● **Task statement**: From the entries that follow, gather each line holding the word "JSON".

● **Information given**:

"""

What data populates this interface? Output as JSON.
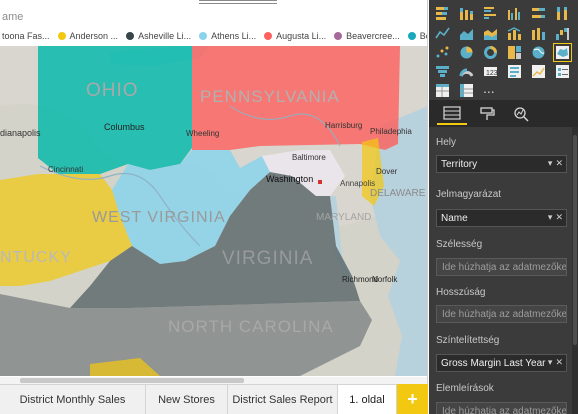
{
  "canvas": {
    "field_name_partial": "ame",
    "legend": [
      {
        "label": "toona Fas...",
        "color": "#f2c811"
      },
      {
        "label": "Anderson ...",
        "color": "#374649"
      },
      {
        "label": "Asheville Li...",
        "color": "#8ad4eb"
      },
      {
        "label": "Athens Li...",
        "color": "#fd625e"
      },
      {
        "label": "Augusta Li...",
        "color": "#a66999"
      },
      {
        "label": "Beavercree...",
        "color": "#1aa8bb"
      },
      {
        "label": "Beckle",
        "color": ""
      }
    ],
    "map_labels": {
      "ohio": "OHIO",
      "pennsylvania": "PENNSYLVANIA",
      "west_virginia": "WEST VIRGINIA",
      "virginia": "VIRGINIA",
      "north_carolina": "NORTH CAROLINA",
      "kentucky": "NTUCKY",
      "delaware": "DELAWARE",
      "maryland": "MARYLAND",
      "indianapolis": "dianapolis",
      "columbus": "Columbus",
      "cincinnati": "Cincinnati",
      "wheeling": "Wheeling",
      "harrisburg": "Harrisburg",
      "baltimore": "Baltimore",
      "philadelphia": "Philade­phia",
      "dover": "Dover",
      "washington": "Washington",
      "annapolis": "Annapolis",
      "richmond": "Richmond",
      "norfolk": "Norfolk"
    }
  },
  "page_tabs": [
    {
      "label": "District Monthly Sales",
      "active": false
    },
    {
      "label": "New Stores",
      "active": false
    },
    {
      "label": "District Sales Report",
      "active": false
    },
    {
      "label": "1. oldal",
      "active": true
    }
  ],
  "add_page_label": "+",
  "panel": {
    "more_visuals": "...",
    "wells": [
      {
        "label": "Hely",
        "value": "Territory",
        "placeholder": ""
      },
      {
        "label": "Jelmagyarázat",
        "value": "Name",
        "placeholder": ""
      },
      {
        "label": "Szélesség",
        "value": "",
        "placeholder": "Ide húzhatja az adatmezőket"
      },
      {
        "label": "Hosszúság",
        "value": "",
        "placeholder": "Ide húzhatja az adatmezőket"
      },
      {
        "label": "Színtelítettség",
        "value": "Gross Margin Last Year %",
        "placeholder": ""
      },
      {
        "label": "Elemleírások",
        "value": "",
        "placeholder": "Ide húzhatja az adatmezőket"
      }
    ],
    "field_ctrl_arrow": "▾",
    "field_ctrl_remove": "✕"
  },
  "colors": {
    "accent": "#f2c811",
    "panel_bg": "#3b3b3b",
    "ohio": "#01b8aa",
    "pennsylvania": "#fd625e",
    "west_virginia": "#8ad4eb",
    "kentucky": "#f2c811",
    "virginia_nc": "#5f6b6d"
  }
}
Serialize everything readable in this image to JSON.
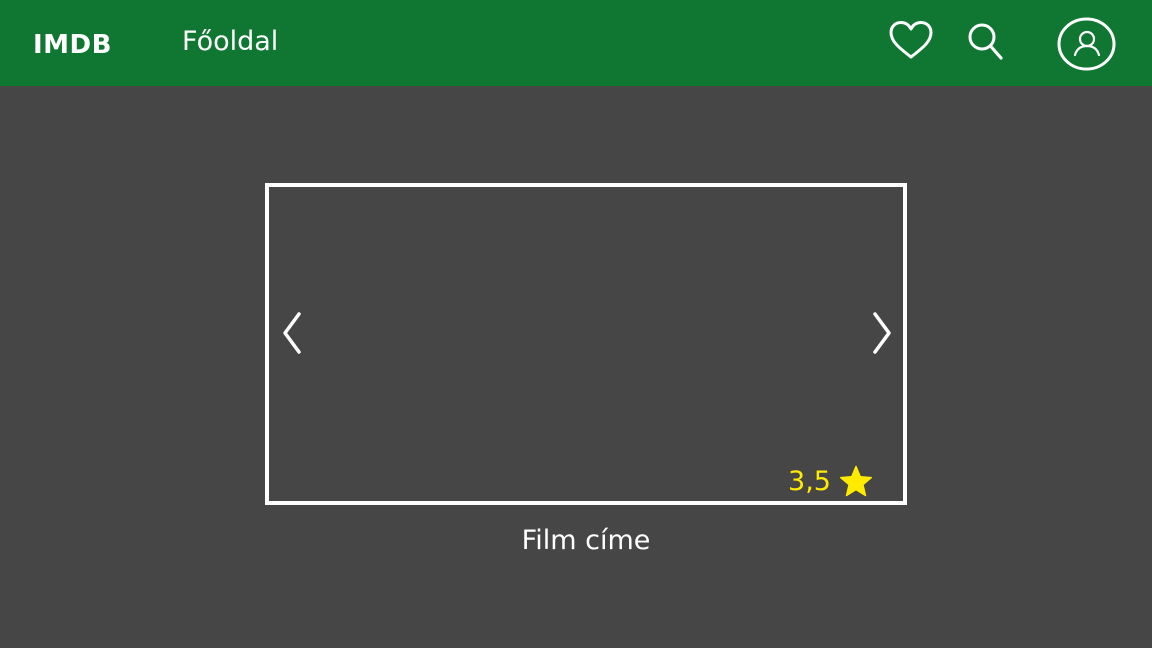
{
  "navbar": {
    "logo": "IMDB",
    "home_link": "Főoldal",
    "background": "#107733",
    "icons": [
      "heart-icon",
      "search-icon",
      "user-profile-icon"
    ]
  },
  "carousel": {
    "rating": "3,5",
    "rating_color": "#ffeb00",
    "film_title": "Film címe",
    "icons": [
      "chevron-left-icon",
      "chevron-right-icon",
      "star-icon"
    ]
  },
  "colors": {
    "page_background": "#464646",
    "border": "#ffffff"
  }
}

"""

● **Solution for this problem**:
What data populates this interface? Output as JSON.
Serialize everything readable in this image to JSON.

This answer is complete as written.